Restate each entry exactly, without pictures.

● ● ● ● ● ● ●

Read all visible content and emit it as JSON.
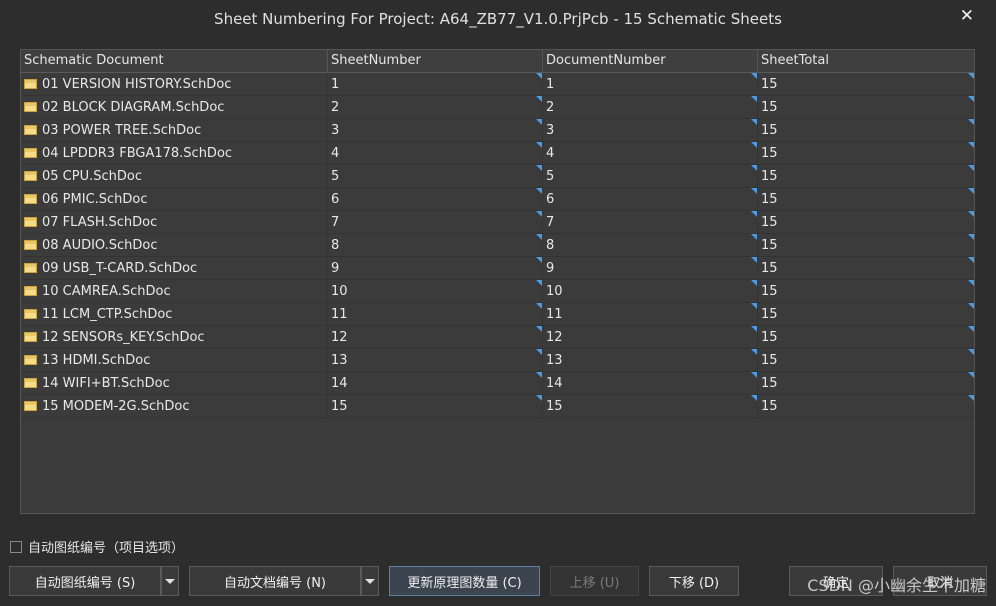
{
  "window": {
    "title": "Sheet Numbering For Project: A64_ZB77_V1.0.PrjPcb  - 15 Schematic Sheets",
    "close_symbol": "✕"
  },
  "grid": {
    "columns": [
      "Schematic Document",
      "SheetNumber",
      "DocumentNumber",
      "SheetTotal"
    ],
    "rows": [
      {
        "doc": "01 VERSION HISTORY.SchDoc",
        "sheet": "1",
        "docnum": "1",
        "total": "15"
      },
      {
        "doc": "02 BLOCK DIAGRAM.SchDoc",
        "sheet": "2",
        "docnum": "2",
        "total": "15"
      },
      {
        "doc": "03 POWER TREE.SchDoc",
        "sheet": "3",
        "docnum": "3",
        "total": "15"
      },
      {
        "doc": "04 LPDDR3 FBGA178.SchDoc",
        "sheet": "4",
        "docnum": "4",
        "total": "15"
      },
      {
        "doc": "05 CPU.SchDoc",
        "sheet": "5",
        "docnum": "5",
        "total": "15"
      },
      {
        "doc": "06 PMIC.SchDoc",
        "sheet": "6",
        "docnum": "6",
        "total": "15"
      },
      {
        "doc": "07 FLASH.SchDoc",
        "sheet": "7",
        "docnum": "7",
        "total": "15"
      },
      {
        "doc": "08 AUDIO.SchDoc",
        "sheet": "8",
        "docnum": "8",
        "total": "15"
      },
      {
        "doc": "09 USB_T-CARD.SchDoc",
        "sheet": "9",
        "docnum": "9",
        "total": "15"
      },
      {
        "doc": "10 CAMREA.SchDoc",
        "sheet": "10",
        "docnum": "10",
        "total": "15"
      },
      {
        "doc": "11 LCM_CTP.SchDoc",
        "sheet": "11",
        "docnum": "11",
        "total": "15"
      },
      {
        "doc": "12 SENSORs_KEY.SchDoc",
        "sheet": "12",
        "docnum": "12",
        "total": "15"
      },
      {
        "doc": "13 HDMI.SchDoc",
        "sheet": "13",
        "docnum": "13",
        "total": "15"
      },
      {
        "doc": "14 WIFI+BT.SchDoc",
        "sheet": "14",
        "docnum": "14",
        "total": "15"
      },
      {
        "doc": "15 MODEM-2G.SchDoc",
        "sheet": "15",
        "docnum": "15",
        "total": "15"
      }
    ]
  },
  "options": {
    "auto_sheet_checkbox_label": "自动图纸编号（项目选项）",
    "auto_sheet_checked": false
  },
  "buttons": {
    "auto_sheet_number": "自动图纸编号 (S)",
    "auto_doc_number": "自动文档编号 (N)",
    "update_sheet_count": "更新原理图数量 (C)",
    "move_up": "上移 (U)",
    "move_down": "下移 (D)",
    "ok": "确定",
    "cancel": "取消"
  },
  "watermark": "CSDN @小幽余生不加糖",
  "colors": {
    "background": "#2d2d2d",
    "grid_background": "#3b3b3b",
    "edit_marker": "#4b9ce8",
    "doc_icon": "#f3dc8c"
  },
  "icons": {
    "document": "schdoc-icon",
    "close": "close-icon"
  }
}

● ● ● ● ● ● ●

▶ [RESPONSE TO THIS TASK]
Read all visible content and emit it as JSON.
{
  "window": {
    "title": "Sheet Numbering For Project: A64_ZB77_V1.0.PrjPcb  - 15 Schematic Sheets",
    "close_symbol": "✕"
  },
  "grid": {
    "columns": [
      "Schematic Document",
      "SheetNumber",
      "DocumentNumber",
      "SheetTotal"
    ],
    "rows": [
      {
        "doc": "01 VERSION HISTORY.SchDoc",
        "sheet": "1",
        "docnum": "1",
        "total": "15"
      },
      {
        "doc": "02 BLOCK DIAGRAM.SchDoc",
        "sheet": "2",
        "docnum": "2",
        "total": "15"
      },
      {
        "doc": "03 POWER TREE.SchDoc",
        "sheet": "3",
        "docnum": "3",
        "total": "15"
      },
      {
        "doc": "04 LPDDR3 FBGA178.SchDoc",
        "sheet": "4",
        "docnum": "4",
        "total": "15"
      },
      {
        "doc": "05 CPU.SchDoc",
        "sheet": "5",
        "docnum": "5",
        "total": "15"
      },
      {
        "doc": "06 PMIC.SchDoc",
        "sheet": "6",
        "docnum": "6",
        "total": "15"
      },
      {
        "doc": "07 FLASH.SchDoc",
        "sheet": "7",
        "docnum": "7",
        "total": "15"
      },
      {
        "doc": "08 AUDIO.SchDoc",
        "sheet": "8",
        "docnum": "8",
        "total": "15"
      },
      {
        "doc": "09 USB_T-CARD.SchDoc",
        "sheet": "9",
        "docnum": "9",
        "total": "15"
      },
      {
        "doc": "10 CAMREA.SchDoc",
        "sheet": "10",
        "docnum": "10",
        "total": "15"
      },
      {
        "doc": "11 LCM_CTP.SchDoc",
        "sheet": "11",
        "docnum": "11",
        "total": "15"
      },
      {
        "doc": "12 SENSORs_KEY.SchDoc",
        "sheet": "12",
        "docnum": "12",
        "total": "15"
      },
      {
        "doc": "13 HDMI.SchDoc",
        "sheet": "13",
        "docnum": "13",
        "total": "15"
      },
      {
        "doc": "14 WIFI+BT.SchDoc",
        "sheet": "14",
        "docnum": "14",
        "total": "15"
      },
      {
        "doc": "15 MODEM-2G.SchDoc",
        "sheet": "15",
        "docnum": "15",
        "total": "15"
      }
    ]
  },
  "options": {
    "auto_sheet_checkbox_label": "自动图纸编号（项目选项）",
    "auto_sheet_checked": false
  },
  "buttons": {
    "auto_sheet_number": "自动图纸编号 (S)",
    "auto_doc_number": "自动文档编号 (N)",
    "update_sheet_count": "更新原理图数量 (C)",
    "move_up": "上移 (U)",
    "move_down": "下移 (D)",
    "ok": "确定",
    "cancel": "取消"
  },
  "watermark": "CSDN @小幽余生不加糖",
  "colors": {
    "background": "#2d2d2d",
    "grid_background": "#3b3b3b",
    "edit_marker": "#4b9ce8",
    "doc_icon": "#f3dc8c"
  },
  "icons": {
    "document": "schdoc-icon",
    "close": "close-icon"
  }
}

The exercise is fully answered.